Labour Court rules against Solidarity in mandatory workplace vaccination case
Vaccination in the workplace has been a hot topic for more than a year now and the first verdict is giving more direction.
The Labour Court gave its first verdict on vaccination in the workplace on Monday when it found in favour of an employer that restricted access to the workplace to employees who are not vaccinated and do not submit a negative Covid test.
According to law firm Cliffe Dekker Hofmeyr, the verdict to dismiss the urgent application offers a first look into judicial findings on vaccination status and workplace access.

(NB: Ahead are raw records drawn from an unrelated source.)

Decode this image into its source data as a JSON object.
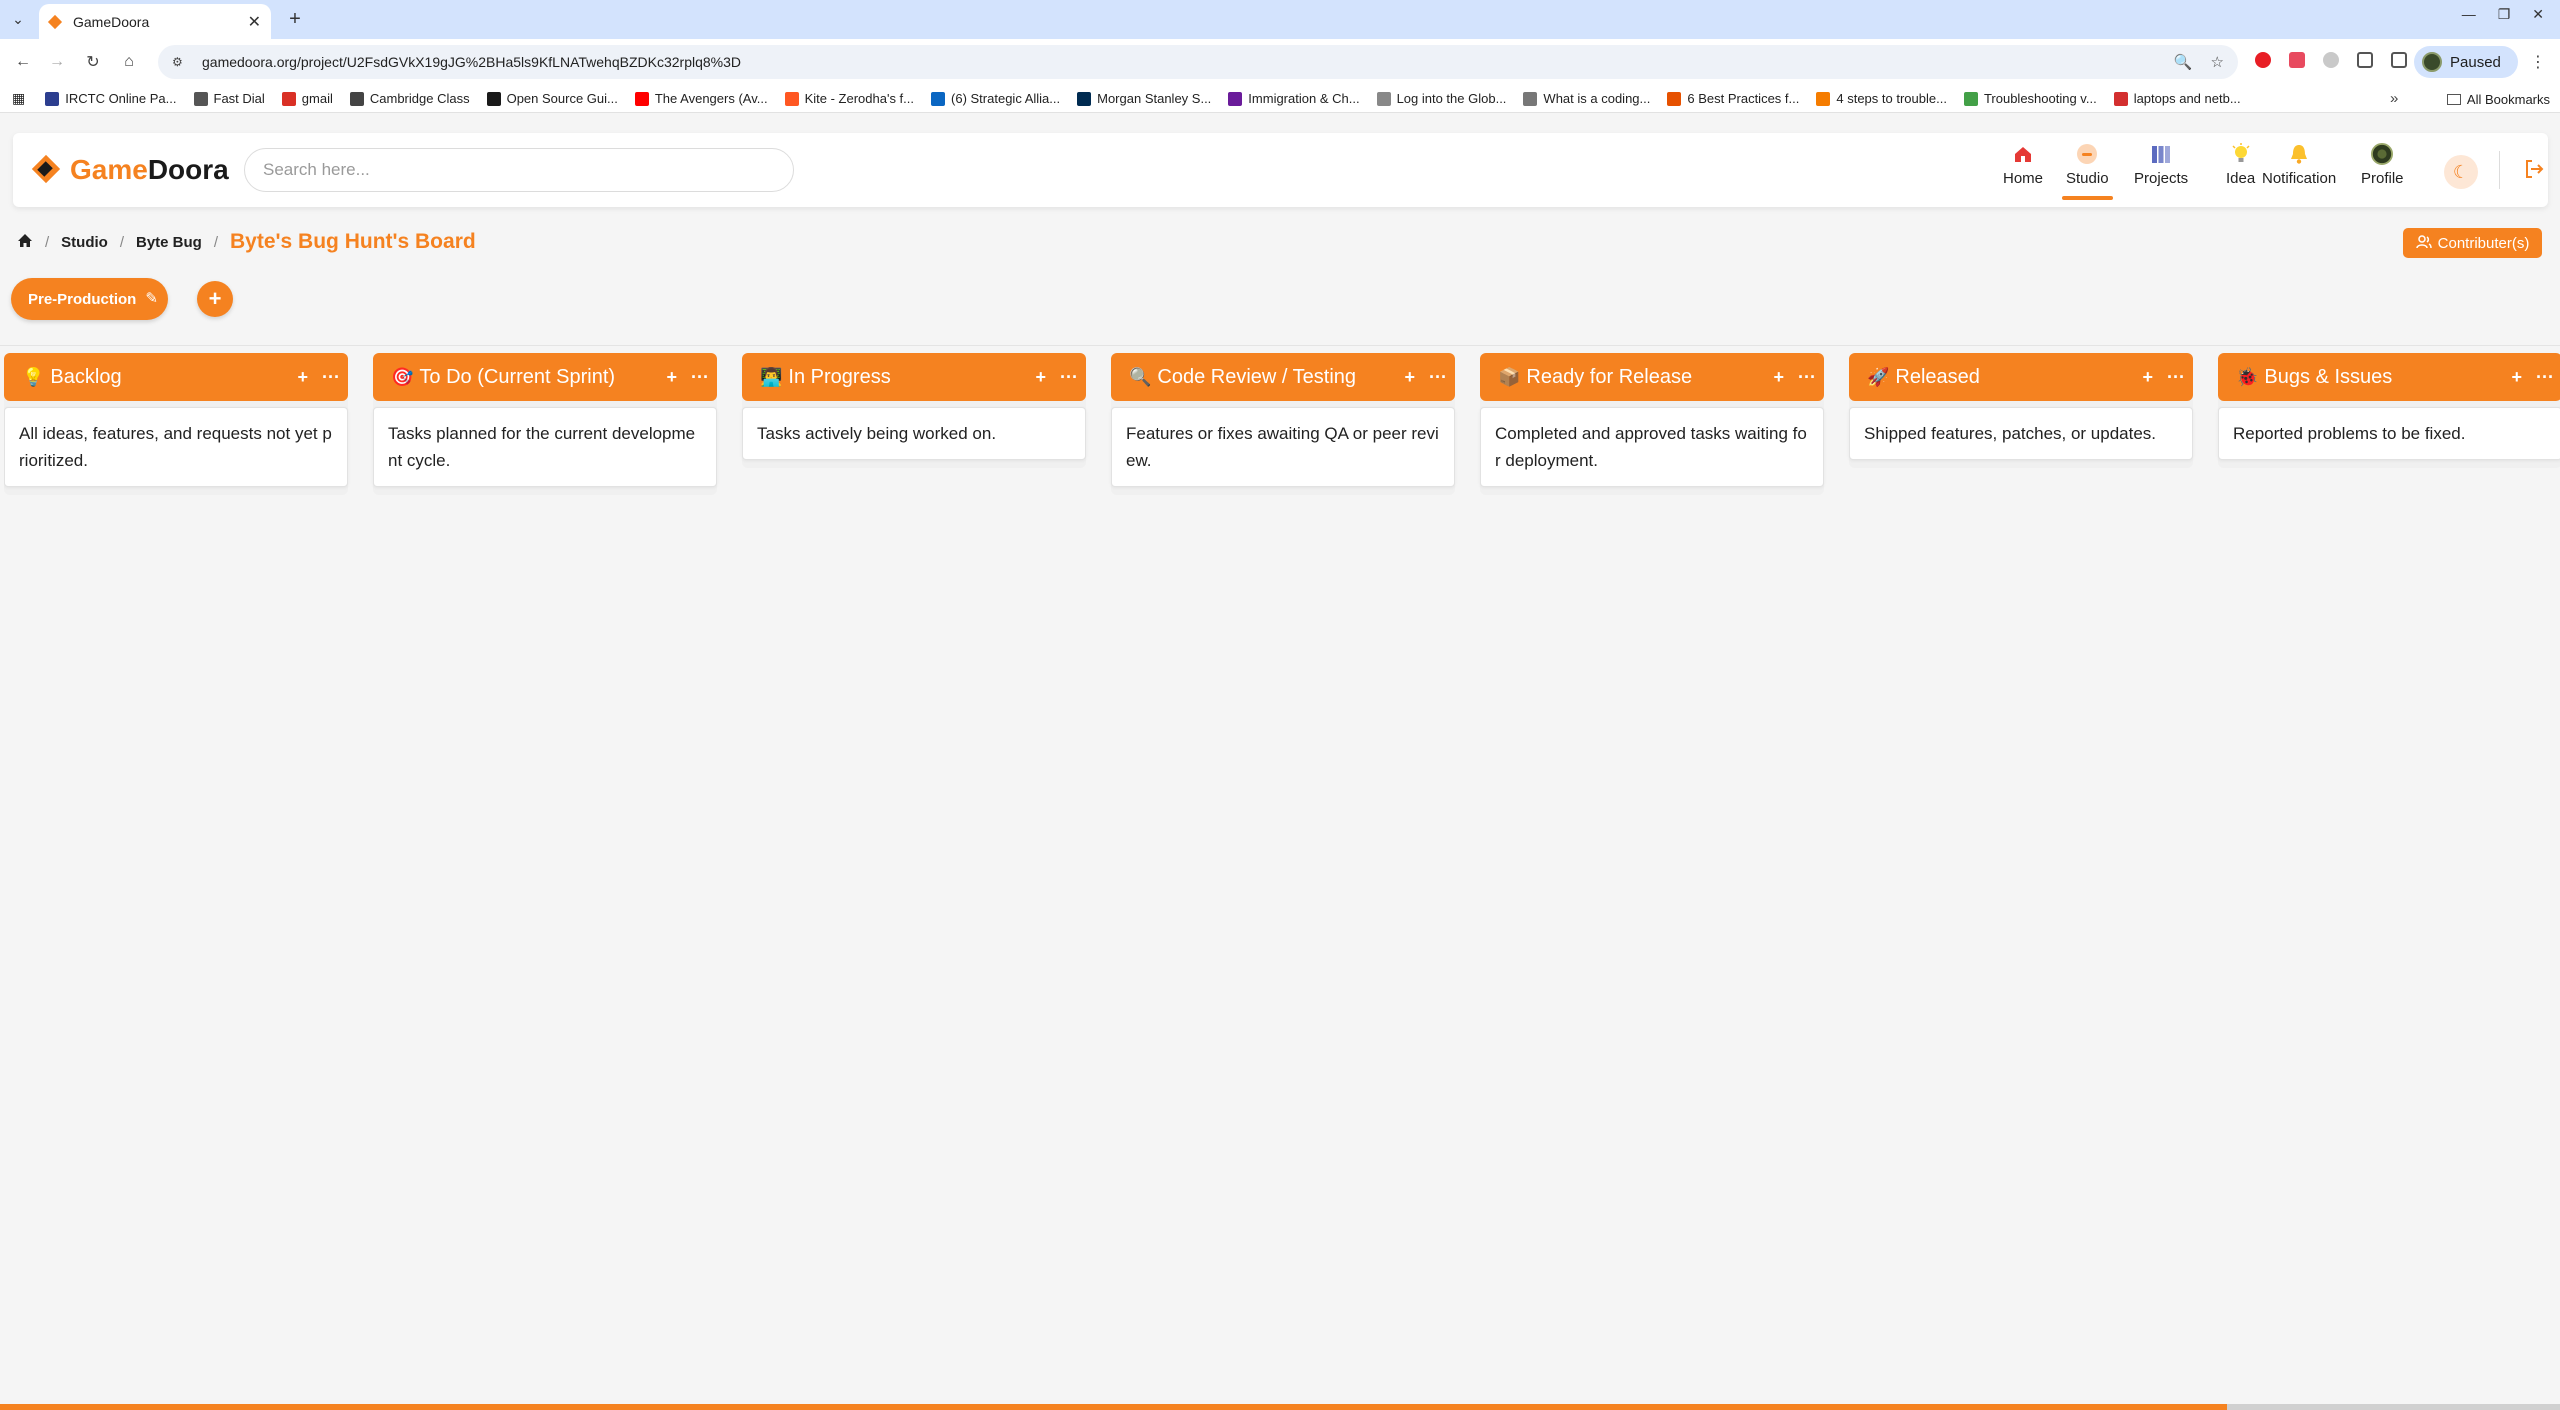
{
  "browser": {
    "tab_title": "GameDoora",
    "url": "gamedoora.org/project/U2FsdGVkX19gJG%2BHa5ls9KfLNATwehqBZDKc32rplq8%3D",
    "profile_label": "Paused",
    "bookmarks": [
      {
        "label": "IRCTC Online Pa...",
        "icon": "irctc-icon",
        "color": "#2c3e8f"
      },
      {
        "label": "Fast Dial",
        "icon": "folder-icon",
        "color": "#555555"
      },
      {
        "label": "gmail",
        "icon": "gmail-icon",
        "color": "#d93025"
      },
      {
        "label": "Cambridge Class",
        "icon": "cambridge-icon",
        "color": "#444444"
      },
      {
        "label": "Open Source Gui...",
        "icon": "github-icon",
        "color": "#1a1a1a"
      },
      {
        "label": "The Avengers (Av...",
        "icon": "youtube-icon",
        "color": "#ff0000"
      },
      {
        "label": "Kite - Zerodha's f...",
        "icon": "kite-icon",
        "color": "#ff5722"
      },
      {
        "label": "(6) Strategic Allia...",
        "icon": "linkedin-icon",
        "color": "#0a66c2"
      },
      {
        "label": "Morgan Stanley S...",
        "icon": "ms-icon",
        "color": "#002b51"
      },
      {
        "label": "Immigration & Ch...",
        "icon": "immigration-icon",
        "color": "#6a1b9a"
      },
      {
        "label": "Log into the Glob...",
        "icon": "globe-icon",
        "color": "#888888"
      },
      {
        "label": "What is a coding...",
        "icon": "coding-icon",
        "color": "#777777"
      },
      {
        "label": "6 Best Practices f...",
        "icon": "practices-icon",
        "color": "#e65100"
      },
      {
        "label": "4 steps to trouble...",
        "icon": "steps-icon",
        "color": "#f57c00"
      },
      {
        "label": "Troubleshooting v...",
        "icon": "troubleshoot-icon",
        "color": "#43a047"
      },
      {
        "label": "laptops and netb...",
        "icon": "laptop-icon",
        "color": "#d32f2f"
      }
    ],
    "all_bookmarks_label": "All Bookmarks"
  },
  "header": {
    "brand_game": "Game",
    "brand_doora": "Doora",
    "search_placeholder": "Search here...",
    "nav": [
      {
        "label": "Home",
        "icon": "home-icon",
        "active": false
      },
      {
        "label": "Studio",
        "icon": "studio-icon",
        "active": true
      },
      {
        "label": "Projects",
        "icon": "projects-icon",
        "active": false
      },
      {
        "label": "Idea",
        "icon": "idea-icon",
        "active": false
      },
      {
        "label": "Notification",
        "icon": "notification-icon",
        "active": false
      },
      {
        "label": "Profile",
        "icon": "profile-avatar-icon",
        "active": false
      }
    ]
  },
  "breadcrumb": {
    "items": [
      "Studio",
      "Byte Bug"
    ],
    "current": "Byte's Bug Hunt's Board"
  },
  "contributors_label": "Contributer(s)",
  "stage": {
    "label": "Pre-Production"
  },
  "columns": [
    {
      "emoji": "💡",
      "title": "Backlog",
      "description": "All ideas, features, and requests not yet prioritized."
    },
    {
      "emoji": "🎯",
      "title": "To Do (Current Sprint)",
      "description": "Tasks planned for the current development cycle."
    },
    {
      "emoji": "👨‍💻",
      "title": "In Progress",
      "description": "Tasks actively being worked on."
    },
    {
      "emoji": "🔍",
      "title": "Code Review / Testing",
      "description": "Features or fixes awaiting QA or peer review."
    },
    {
      "emoji": "📦",
      "title": "Ready for Release",
      "description": "Completed and approved tasks waiting for deployment."
    },
    {
      "emoji": "🚀",
      "title": "Released",
      "description": "Shipped features, patches, or updates."
    },
    {
      "emoji": "🐞",
      "title": "Bugs & Issues",
      "description": "Reported problems to be fixed."
    }
  ],
  "colors": {
    "accent": "#f58220",
    "background": "#f5f5f5"
  },
  "page_progress": 0.87
}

Labour union Solidarity, acting on behalf of Johetta Van Rensburg, launched an urgent application in the Labour Court to challenge the admission policy of Ernest Lowe, a division of Hudago Trading, after Van Rensburg was refused entry when she arrived at work on 4 January this year.
Vaccinate or test
Van Rensburg indicated that she was not willing to be vaccinated even before Ernest Lowe finalised its policy restricting access to its workplace to curb the spread of Covid-19, but said she was willing to submit a weekly Covid-19 test if it was at the employer’s expense.
Ernest Lowe informed her that it would not pay for the test and would therefore not allow her onto its premises and that the no-work-no-pay principle would apply.
Solidarity then wrote a letter on Van Rensburg’s behalf to Ernest Lowe, saying that the proposed “site entry policy” contravenes the Consolidated Direction on Occupational Health and Safety Measures in Certain Workplaces issued on 11 June 2021.
The letter also stated that Ernest Lowe is unilaterally changing Van Rensburg’s terms and conditions of employment by adopting this policy, but Ernest Lowe still notified all its employees on 13 December 2021 that only employees who had been fully vaccinated or produced a weekly negative Covid-19 test result would be allowed on its premises and that it would not contribute to the cost of the tests.
Ernest Lowe disputed Solidarity’s allegations and said it implemented the admission policy in terms of its obligations under sections 8 and 9 of the Occupational Health and Safety Act (OHSA).
These sections set out the employer’s duty to provide and maintain, as far as possible, a safe working environment without risk to its employees’ health, as well as an undertaking that people who are not employees but may be directly affected by its activities are, as far as possible, not exposed to hazards to their health or safety.
Changing terms of contract of employment?
Van Rensburg argued that the admission policy at Ernest Lowe breached several provisions of her contract of employment and that the Direction must be read as constituting implied, or alternatively, tacit terms and conditions of her employment contract.
She also argued that the site entry policy constituted a mandatory vaccination policy and Ernest Lowe did not comply with the requirements set out in the Direction to lawfully implement such a policy.
However, Ernest Lowe disputed her allegation that the admission policy constituted a mandatory vaccination policy and that its implementation breached her contract of employment. Ernest Lowe argued that the admission policy was introduced to comply with sections 8 and 9 of the OHSA and that the policy was not mandatory as employees had the option to submit a negative Covid test.
According to Cliffe Dekker Hofmeyr, the Labour Court had to determine whether Ernest Lowe’s policy was a breach or unilateral change to the terms and conditions of Van Rensburg’s employment contract and whether Ernest Lowe was obliged to adhere to the requirements set out in the Direction but failed to do so.
Labour Court finding
Th Labour Court found that Van Rensburg could not identify a specific term of her employment contract that was breached because of or by the adoption of the admission policy and that no provision of her contract of employment was unilaterally changed by the admission policy either.
Therefore, no provisions needed to be restored as Van Rensburg’s contract was not changed or breached. The Labour Court also found that Van Rensburg failed to plead and demonstrate how the admission policy amounted to a mandatory vaccination policy, as the admissions policy does not refuse unvaccinated employees entry to the work premises.
The court found that requiring vaccination or submitting weekly negative Covid-19 tests at their own expense was not a breach of the contract of employment or a unilateral change to the terms of employment.
In fact, the court found that Ernest Lowe acted in accordance to its duties in terms of the OHSA, as well as the Direction.
“Whether the court’s interpretation that there is a distinction between an admission policy and a mandatory vaccination policy is competent, is yet to be seen. However, this remains to date the most authoritative decision South Africans have on access to the workplace for employees who are not vaccinated,” Cliffe Dekker Hofmeyr says.